Their almost pathological desire to nail Jell-O to the wall produces crackpot science, reinterpretations of language, meaning, reality and magic.

The typical Fundamentalist leader has the craft, cunning and power of a bird of prey and in his every widening quest for more power rises above the collected wisdom of man and woman and their centeredness in nature.

Destruction of knowledge and the collected wisdom of man/woman are the consequence of Fundamentalist thought. Their target is the youth of the world to perpetuate their own future. The leaders in Philosophy, Theology, Science, Humanities, Art, Politics and Law seem by and large uncommitted, hot heads are not helping.

The Fundamentalist knows he can promise heaven on earth or heaven in heaven if he is a Christian Reconstructionist or a radical Mullah. Didn’t JP II say that heaven and hell are states of mind here on earth? Certainly The Buddha and Christ said it.

So where is this going? Well the sharks, crooks, cooks and charlatans keep resurfacing year after year, eon after eon to repeat the cosmic dance of the dwarf with A gaze blank and pitiless as the sun.

In 1919 Yeats mined the ancient texts which warn of Fundamentalism and produced “A vision”
(Joan Baez has a version -look it up.)

The Second Coming
Turning and turning in the widening gyre
The falcon cannot hear the falconer;
Things fall apart; the centre cannot hold;
Mere anarchy is loosed upon the world,
The blood-dimmed tide is loosed, and everywhere
The ceremony of innocence is drowned;
The best lack all conviction, while the worst
Are full of passionate intensity.
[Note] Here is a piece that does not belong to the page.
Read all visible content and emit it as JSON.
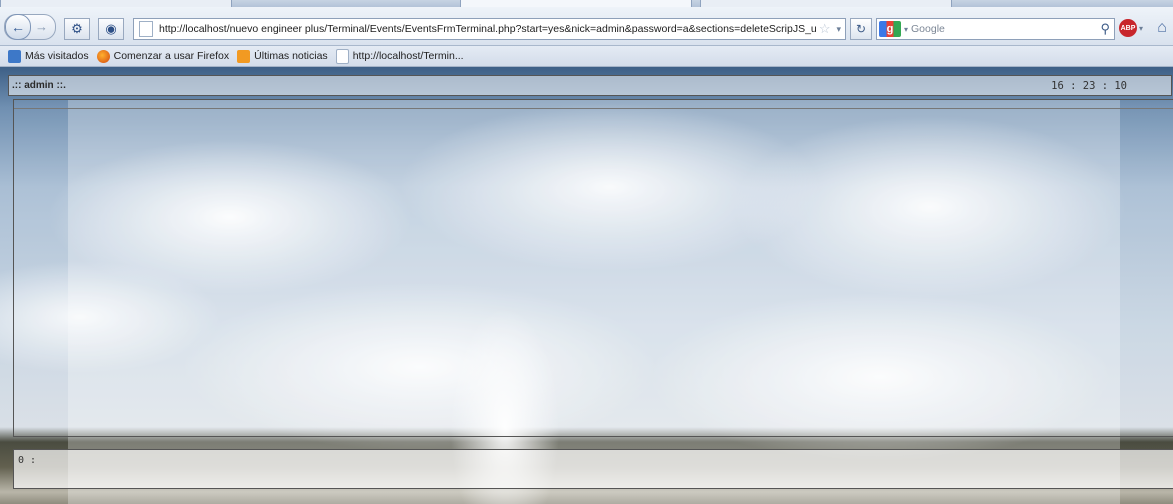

Surely some revelation is at hand;
Surely the Second Coming is at hand.
The Second Coming! Hardly are those words out
When a vast image out of Spiritus Mundi
Troubles my sight; somewhere in sands of the desert
A shape with lion body and the head of a man,
A gaze blank and pitiless as the sun,
Is moving its slow thighs, while all about it
Reel shadows of indignant desert birds.
The darkness drops again; but now I know
That twenty centuries of stony sleep
Were vexed to nightmare by a rocking cradle,
And what rough beast, its hour come round at last,
Slouches towards Bethlehem to be born?

Comment #55380

Posted by Troll on November 5, 2005 7:32 PM (e)

A Vatican cardinal said Thursday the faithful should listen to what secular modern science has to offer, warning that religion risks turning into “fundamentalism” if it ignores scientific reason.

I can’t of better advice for an evo. :)

Comment #55384

Posted by CJ O'Brien on November 5, 2005 7:49 PM (e)

Garbled syntax: check.
Double post: check.
Incoherent point: check.
Stupid smiley: check.
This is a troll who knows his business.